● **Exercise details**: Copy the data below exactly.

[Data about app and page elements]
========================

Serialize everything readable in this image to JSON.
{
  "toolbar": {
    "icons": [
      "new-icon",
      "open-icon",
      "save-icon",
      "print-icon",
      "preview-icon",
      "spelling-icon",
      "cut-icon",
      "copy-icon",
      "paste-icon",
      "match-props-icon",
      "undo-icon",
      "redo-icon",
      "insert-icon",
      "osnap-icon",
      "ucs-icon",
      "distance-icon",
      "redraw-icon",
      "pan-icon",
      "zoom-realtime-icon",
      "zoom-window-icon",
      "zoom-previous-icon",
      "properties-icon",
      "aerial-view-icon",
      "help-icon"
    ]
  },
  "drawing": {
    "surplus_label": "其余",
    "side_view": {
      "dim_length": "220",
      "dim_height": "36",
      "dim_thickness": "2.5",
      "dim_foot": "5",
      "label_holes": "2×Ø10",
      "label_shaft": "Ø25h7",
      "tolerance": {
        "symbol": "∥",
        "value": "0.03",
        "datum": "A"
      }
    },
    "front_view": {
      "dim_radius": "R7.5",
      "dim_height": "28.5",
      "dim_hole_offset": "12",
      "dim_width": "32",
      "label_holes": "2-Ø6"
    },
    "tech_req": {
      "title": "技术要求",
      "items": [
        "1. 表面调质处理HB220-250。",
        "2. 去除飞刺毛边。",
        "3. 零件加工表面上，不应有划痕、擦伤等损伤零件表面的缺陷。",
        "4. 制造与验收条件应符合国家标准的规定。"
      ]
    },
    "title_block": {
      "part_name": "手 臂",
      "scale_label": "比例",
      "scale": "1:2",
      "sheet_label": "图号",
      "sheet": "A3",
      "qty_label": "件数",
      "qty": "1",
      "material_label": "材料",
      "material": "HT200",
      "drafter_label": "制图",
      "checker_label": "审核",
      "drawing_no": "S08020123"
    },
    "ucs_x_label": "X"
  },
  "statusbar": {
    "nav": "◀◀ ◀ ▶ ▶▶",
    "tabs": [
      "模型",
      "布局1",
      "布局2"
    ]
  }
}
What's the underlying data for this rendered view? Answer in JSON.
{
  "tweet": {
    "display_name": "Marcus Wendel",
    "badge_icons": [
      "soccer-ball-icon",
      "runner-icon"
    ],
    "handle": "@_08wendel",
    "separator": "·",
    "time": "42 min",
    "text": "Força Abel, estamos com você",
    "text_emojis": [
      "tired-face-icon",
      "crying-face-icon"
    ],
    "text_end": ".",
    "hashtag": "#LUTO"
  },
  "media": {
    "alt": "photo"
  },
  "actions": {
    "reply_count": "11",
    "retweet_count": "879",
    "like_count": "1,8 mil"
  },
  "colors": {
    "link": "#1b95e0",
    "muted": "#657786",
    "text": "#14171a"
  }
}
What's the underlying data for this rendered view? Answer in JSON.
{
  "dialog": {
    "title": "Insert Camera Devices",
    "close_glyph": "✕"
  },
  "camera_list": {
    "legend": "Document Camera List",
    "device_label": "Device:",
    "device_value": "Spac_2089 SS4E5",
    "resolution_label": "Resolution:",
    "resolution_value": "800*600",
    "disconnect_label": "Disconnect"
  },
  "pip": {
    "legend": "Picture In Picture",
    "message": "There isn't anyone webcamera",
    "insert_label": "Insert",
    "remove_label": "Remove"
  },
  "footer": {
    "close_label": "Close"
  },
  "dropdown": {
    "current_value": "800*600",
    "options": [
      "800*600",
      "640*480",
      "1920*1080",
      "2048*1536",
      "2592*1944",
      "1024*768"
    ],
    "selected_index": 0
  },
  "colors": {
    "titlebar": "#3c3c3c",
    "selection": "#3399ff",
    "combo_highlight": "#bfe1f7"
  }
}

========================

● **Exercise output**:
Serialize everything readable in this image to JSON.
{
  "toolbar": {
    "icons": [
      "new-icon",
      "open-icon",
      "save-icon",
      "print-icon",
      "preview-icon",
      "spelling-icon",
      "cut-icon",
      "copy-icon",
      "paste-icon",
      "match-props-icon",
      "undo-icon",
      "redo-icon",
      "insert-icon",
      "osnap-icon",
      "ucs-icon",
      "distance-icon",
      "redraw-icon",
      "pan-icon",
      "zoom-realtime-icon",
      "zoom-window-icon",
      "zoom-previous-icon",
      "properties-icon",
      "aerial-view-icon",
      "help-icon"
    ]
  },
  "drawing": {
    "surplus_label": "其余",
    "side_view": {
      "dim_length": "220",
      "dim_height": "36",
      "dim_thickness": "2.5",
      "dim_foot": "5",
      "label_holes": "2×Ø10",
      "label_shaft": "Ø25h7",
      "tolerance": {
        "symbol": "∥",
        "value": "0.03",
        "datum": "A"
      }
    },
    "front_view": {
      "dim_radius": "R7.5",
      "dim_height": "28.5",
      "dim_hole_offset": "12",
      "dim_width": "32",
      "label_holes": "2-Ø6"
    },
    "tech_req": {
      "title": "技术要求",
      "items": [
        "1. 表面调质处理HB220-250。",
        "2. 去除飞刺毛边。",
        "3. 零件加工表面上，不应有划痕、擦伤等损伤零件表面的缺陷。",
        "4. 制造与验收条件应符合国家标准的规定。"
      ]
    },
    "title_block": {
      "part_name": "手 臂",
      "scale_label": "比例",
      "scale": "1:2",
      "sheet_label": "图号",
      "sheet": "A3",
      "qty_label": "件数",
      "qty": "1",
      "material_label": "材料",
      "material": "HT200",
      "drafter_label": "制图",
      "checker_label": "审核",
      "drawing_no": "S08020123"
    },
    "ucs_x_label": "X"
  },
  "statusbar": {
    "nav": "◀◀ ◀ ▶ ▶▶",
    "tabs": [
      "模型",
      "布局1",
      "布局2"
    ]
  }
}
What's the underlying data for this rendered view? Answer in JSON.
{
  "tweet": {
    "display_name": "Marcus Wendel",
    "badge_icons": [
      "soccer-ball-icon",
      "runner-icon"
    ],
    "handle": "@_08wendel",
    "separator": "·",
    "time": "42 min",
    "text": "Força Abel, estamos com você",
    "text_emojis": [
      "tired-face-icon",
      "crying-face-icon"
    ],
    "text_end": ".",
    "hashtag": "#LUTO"
  },
  "media": {
    "alt": "photo"
  },
  "actions": {
    "reply_count": "11",
    "retweet_count": "879",
    "like_count": "1,8 mil"
  },
  "colors": {
    "link": "#1b95e0",
    "muted": "#657786",
    "text": "#14171a"
  }
}
What's the underlying data for this rendered view? Answer in JSON.
{
  "dialog": {
    "title": "Insert Camera Devices",
    "close_glyph": "✕"
  },
  "camera_list": {
    "legend": "Document Camera List",
    "device_label": "Device:",
    "device_value": "Spac_2089 SS4E5",
    "resolution_label": "Resolution:",
    "resolution_value": "800*600",
    "disconnect_label": "Disconnect"
  },
  "pip": {
    "legend": "Picture In Picture",
    "message": "There isn't anyone webcamera",
    "insert_label": "Insert",
    "remove_label": "Remove"
  },
  "footer": {
    "close_label": "Close"
  },
  "dropdown": {
    "current_value": "800*600",
    "options": [
      "800*600",
      "640*480",
      "1920*1080",
      "2048*1536",
      "2592*1944",
      "1024*768"
    ],
    "selected_index": 0
  },
  "colors": {
    "titlebar": "#3c3c3c",
    "selection": "#3399ff",
    "combo_highlight": "#bfe1f7"
  }
}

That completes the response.